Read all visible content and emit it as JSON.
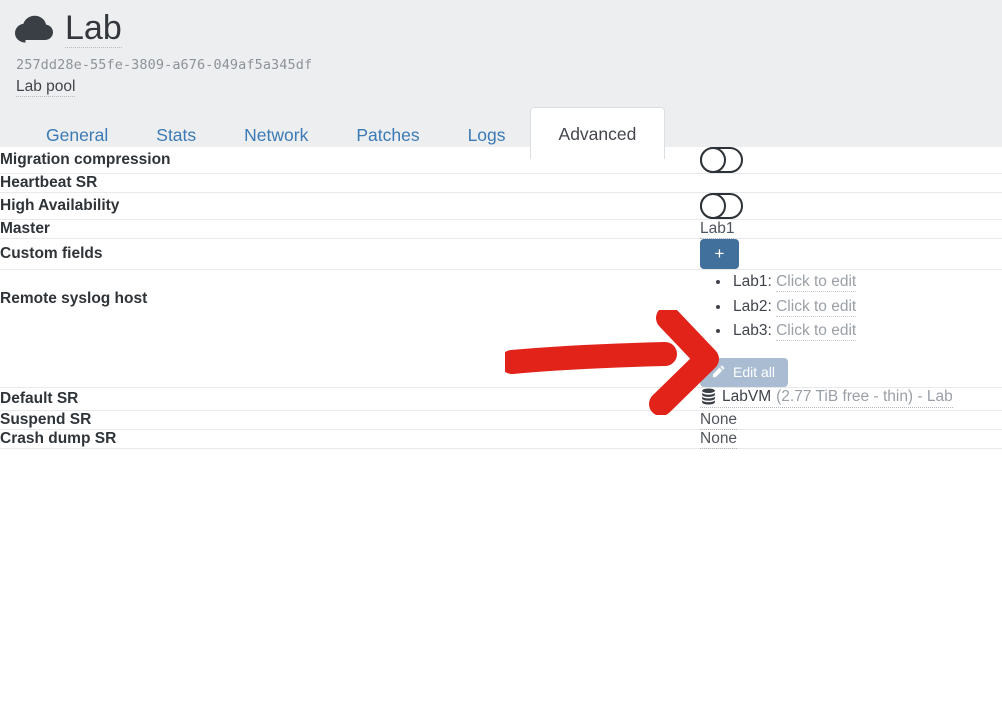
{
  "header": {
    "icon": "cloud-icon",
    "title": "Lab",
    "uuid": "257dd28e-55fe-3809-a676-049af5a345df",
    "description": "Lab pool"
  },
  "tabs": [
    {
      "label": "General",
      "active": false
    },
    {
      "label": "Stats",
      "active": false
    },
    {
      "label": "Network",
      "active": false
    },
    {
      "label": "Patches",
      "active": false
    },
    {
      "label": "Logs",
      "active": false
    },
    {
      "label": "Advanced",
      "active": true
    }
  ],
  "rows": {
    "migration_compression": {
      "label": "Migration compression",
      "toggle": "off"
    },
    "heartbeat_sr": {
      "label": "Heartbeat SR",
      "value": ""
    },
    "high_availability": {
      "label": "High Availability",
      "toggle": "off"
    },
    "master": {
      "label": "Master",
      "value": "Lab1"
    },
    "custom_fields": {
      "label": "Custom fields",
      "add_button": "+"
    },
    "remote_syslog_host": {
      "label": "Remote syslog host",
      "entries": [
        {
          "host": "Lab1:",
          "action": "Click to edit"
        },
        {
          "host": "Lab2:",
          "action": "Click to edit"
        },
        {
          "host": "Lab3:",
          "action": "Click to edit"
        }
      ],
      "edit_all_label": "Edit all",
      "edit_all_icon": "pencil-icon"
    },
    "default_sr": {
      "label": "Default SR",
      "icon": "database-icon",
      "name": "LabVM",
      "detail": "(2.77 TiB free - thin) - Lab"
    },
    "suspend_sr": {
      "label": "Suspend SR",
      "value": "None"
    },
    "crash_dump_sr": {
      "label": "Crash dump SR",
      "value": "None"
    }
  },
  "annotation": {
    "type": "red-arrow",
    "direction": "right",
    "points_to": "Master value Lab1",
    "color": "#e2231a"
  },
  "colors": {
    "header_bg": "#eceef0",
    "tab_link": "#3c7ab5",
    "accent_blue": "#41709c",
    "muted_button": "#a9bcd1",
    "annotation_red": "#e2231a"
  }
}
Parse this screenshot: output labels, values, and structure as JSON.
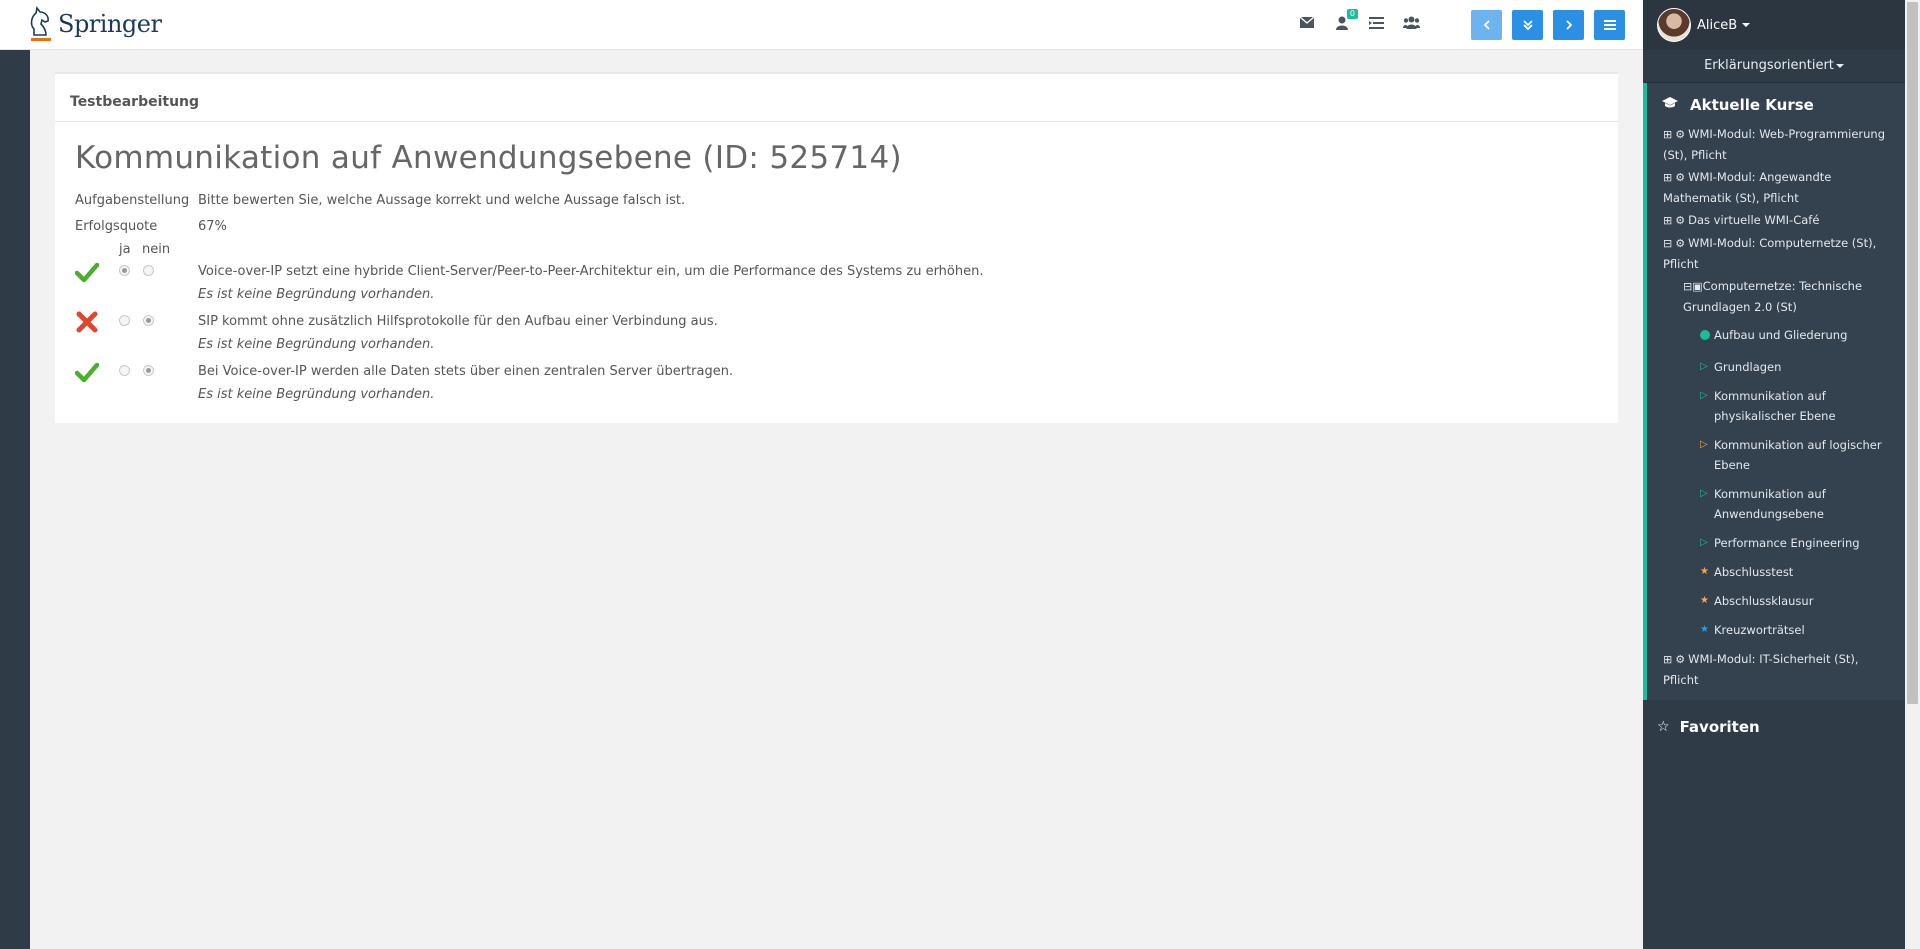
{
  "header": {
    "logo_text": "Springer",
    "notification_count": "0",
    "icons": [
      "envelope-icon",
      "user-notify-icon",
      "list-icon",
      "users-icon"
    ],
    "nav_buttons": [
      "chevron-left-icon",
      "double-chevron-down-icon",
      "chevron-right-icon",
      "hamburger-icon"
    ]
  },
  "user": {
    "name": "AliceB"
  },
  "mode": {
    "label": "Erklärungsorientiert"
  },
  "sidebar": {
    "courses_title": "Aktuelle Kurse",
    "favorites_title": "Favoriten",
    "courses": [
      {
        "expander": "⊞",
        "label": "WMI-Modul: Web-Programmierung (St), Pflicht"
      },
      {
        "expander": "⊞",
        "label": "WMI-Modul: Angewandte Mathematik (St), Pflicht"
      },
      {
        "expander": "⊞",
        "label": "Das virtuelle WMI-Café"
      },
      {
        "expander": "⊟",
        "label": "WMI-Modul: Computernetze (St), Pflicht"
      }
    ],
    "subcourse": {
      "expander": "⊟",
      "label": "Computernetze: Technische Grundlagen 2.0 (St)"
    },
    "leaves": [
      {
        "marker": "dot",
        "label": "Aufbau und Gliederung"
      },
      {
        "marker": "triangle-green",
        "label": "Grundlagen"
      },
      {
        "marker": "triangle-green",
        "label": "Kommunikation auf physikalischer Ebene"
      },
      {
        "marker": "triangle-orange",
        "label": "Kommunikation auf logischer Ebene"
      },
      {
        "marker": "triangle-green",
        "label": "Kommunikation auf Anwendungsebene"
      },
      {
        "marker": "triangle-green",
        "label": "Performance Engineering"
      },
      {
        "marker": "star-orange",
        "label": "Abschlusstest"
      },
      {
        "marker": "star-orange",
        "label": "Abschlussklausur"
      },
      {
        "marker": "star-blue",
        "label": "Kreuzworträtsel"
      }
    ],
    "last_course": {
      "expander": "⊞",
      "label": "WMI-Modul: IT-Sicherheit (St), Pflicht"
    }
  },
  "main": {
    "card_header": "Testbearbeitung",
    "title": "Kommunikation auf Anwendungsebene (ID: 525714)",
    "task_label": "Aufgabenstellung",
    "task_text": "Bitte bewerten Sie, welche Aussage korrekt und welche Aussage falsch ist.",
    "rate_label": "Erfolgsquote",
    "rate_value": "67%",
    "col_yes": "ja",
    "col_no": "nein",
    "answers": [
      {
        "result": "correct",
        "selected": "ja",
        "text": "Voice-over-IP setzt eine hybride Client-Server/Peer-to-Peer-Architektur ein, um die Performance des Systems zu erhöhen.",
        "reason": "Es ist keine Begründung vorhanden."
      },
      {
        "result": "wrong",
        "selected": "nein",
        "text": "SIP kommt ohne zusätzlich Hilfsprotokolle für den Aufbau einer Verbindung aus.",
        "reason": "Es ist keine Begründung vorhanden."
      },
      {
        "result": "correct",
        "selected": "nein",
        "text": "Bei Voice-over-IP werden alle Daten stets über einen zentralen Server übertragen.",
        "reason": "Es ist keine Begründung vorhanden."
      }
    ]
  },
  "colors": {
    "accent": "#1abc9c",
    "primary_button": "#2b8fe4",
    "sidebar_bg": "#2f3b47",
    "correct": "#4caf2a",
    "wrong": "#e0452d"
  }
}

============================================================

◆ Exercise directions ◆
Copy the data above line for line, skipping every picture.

◆ Written response ◆
Read all visible content and emit it as JSON.
{
  "header": {
    "icon": "cloud-icon",
    "title": "Lab",
    "uuid": "257dd28e-55fe-3809-a676-049af5a345df",
    "description": "Lab pool"
  },
  "tabs": [
    {
      "label": "General",
      "active": false
    },
    {
      "label": "Stats",
      "active": false
    },
    {
      "label": "Network",
      "active": false
    },
    {
      "label": "Patches",
      "active": false
    },
    {
      "label": "Logs",
      "active": false
    },
    {
      "label": "Advanced",
      "active": true
    }
  ],
  "rows": {
    "migration_compression": {
      "label": "Migration compression",
      "toggle": "off"
    },
    "heartbeat_sr": {
      "label": "Heartbeat SR",
      "value": ""
    },
    "high_availability": {
      "label": "High Availability",
      "toggle": "off"
    },
    "master": {
      "label": "Master",
      "value": "Lab1"
    },
    "custom_fields": {
      "label": "Custom fields",
      "add_button": "+"
    },
    "remote_syslog_host": {
      "label": "Remote syslog host",
      "entries": [
        {
          "host": "Lab1:",
          "action": "Click to edit"
        },
        {
          "host": "Lab2:",
          "action": "Click to edit"
        },
        {
          "host": "Lab3:",
          "action": "Click to edit"
        }
      ],
      "edit_all_label": "Edit all",
      "edit_all_icon": "pencil-icon"
    },
    "default_sr": {
      "label": "Default SR",
      "icon": "database-icon",
      "name": "LabVM",
      "detail": "(2.77 TiB free - thin) - Lab"
    },
    "suspend_sr": {
      "label": "Suspend SR",
      "value": "None"
    },
    "crash_dump_sr": {
      "label": "Crash dump SR",
      "value": "None"
    }
  },
  "annotation": {
    "type": "red-arrow",
    "direction": "right",
    "points_to": "Master value Lab1",
    "color": "#e2231a"
  },
  "colors": {
    "header_bg": "#eceef0",
    "tab_link": "#3c7ab5",
    "accent_blue": "#41709c",
    "muted_button": "#a9bcd1",
    "annotation_red": "#e2231a"
  }
}
Parse this screenshot: output labels, values, and structure as JSON.
{
  "header": {
    "logo_text": "Springer",
    "notification_count": "0",
    "icons": [
      "envelope-icon",
      "user-notify-icon",
      "list-icon",
      "users-icon"
    ],
    "nav_buttons": [
      "chevron-left-icon",
      "double-chevron-down-icon",
      "chevron-right-icon",
      "hamburger-icon"
    ]
  },
  "user": {
    "name": "AliceB"
  },
  "mode": {
    "label": "Erklärungsorientiert"
  },
  "sidebar": {
    "courses_title": "Aktuelle Kurse",
    "favorites_title": "Favoriten",
    "courses": [
      {
        "expander": "⊞",
        "label": "WMI-Modul: Web-Programmierung (St), Pflicht"
      },
      {
        "expander": "⊞",
        "label": "WMI-Modul: Angewandte Mathematik (St), Pflicht"
      },
      {
        "expander": "⊞",
        "label": "Das virtuelle WMI-Café"
      },
      {
        "expander": "⊟",
        "label": "WMI-Modul: Computernetze (St), Pflicht"
      }
    ],
    "subcourse": {
      "expander": "⊟",
      "label": "Computernetze: Technische Grundlagen 2.0 (St)"
    },
    "leaves": [
      {
        "marker": "dot",
        "label": "Aufbau und Gliederung"
      },
      {
        "marker": "triangle-green",
        "label": "Grundlagen"
      },
      {
        "marker": "triangle-green",
        "label": "Kommunikation auf physikalischer Ebene"
      },
      {
        "marker": "triangle-orange",
        "label": "Kommunikation auf logischer Ebene"
      },
      {
        "marker": "triangle-green",
        "label": "Kommunikation auf Anwendungsebene"
      },
      {
        "marker": "triangle-green",
        "label": "Performance Engineering"
      },
      {
        "marker": "star-orange",
        "label": "Abschlusstest"
      },
      {
        "marker": "star-orange",
        "label": "Abschlussklausur"
      },
      {
        "marker": "star-blue",
        "label": "Kreuzworträtsel"
      }
    ],
    "last_course": {
      "expander": "⊞",
      "label": "WMI-Modul: IT-Sicherheit (St), Pflicht"
    }
  },
  "main": {
    "card_header": "Testbearbeitung",
    "title": "Kommunikation auf Anwendungsebene (ID: 525714)",
    "task_label": "Aufgabenstellung",
    "task_text": "Bitte bewerten Sie, welche Aussage korrekt und welche Aussage falsch ist.",
    "rate_label": "Erfolgsquote",
    "rate_value": "67%",
    "col_yes": "ja",
    "col_no": "nein",
    "answers": [
      {
        "result": "correct",
        "selected": "ja",
        "text": "Voice-over-IP setzt eine hybride Client-Server/Peer-to-Peer-Architektur ein, um die Performance des Systems zu erhöhen.",
        "reason": "Es ist keine Begründung vorhanden."
      },
      {
        "result": "wrong",
        "selected": "nein",
        "text": "SIP kommt ohne zusätzlich Hilfsprotokolle für den Aufbau einer Verbindung aus.",
        "reason": "Es ist keine Begründung vorhanden."
      },
      {
        "result": "correct",
        "selected": "nein",
        "text": "Bei Voice-over-IP werden alle Daten stets über einen zentralen Server übertragen.",
        "reason": "Es ist keine Begründung vorhanden."
      }
    ]
  },
  "colors": {
    "accent": "#1abc9c",
    "primary_button": "#2b8fe4",
    "sidebar_bg": "#2f3b47",
    "correct": "#4caf2a",
    "wrong": "#e0452d"
  }
}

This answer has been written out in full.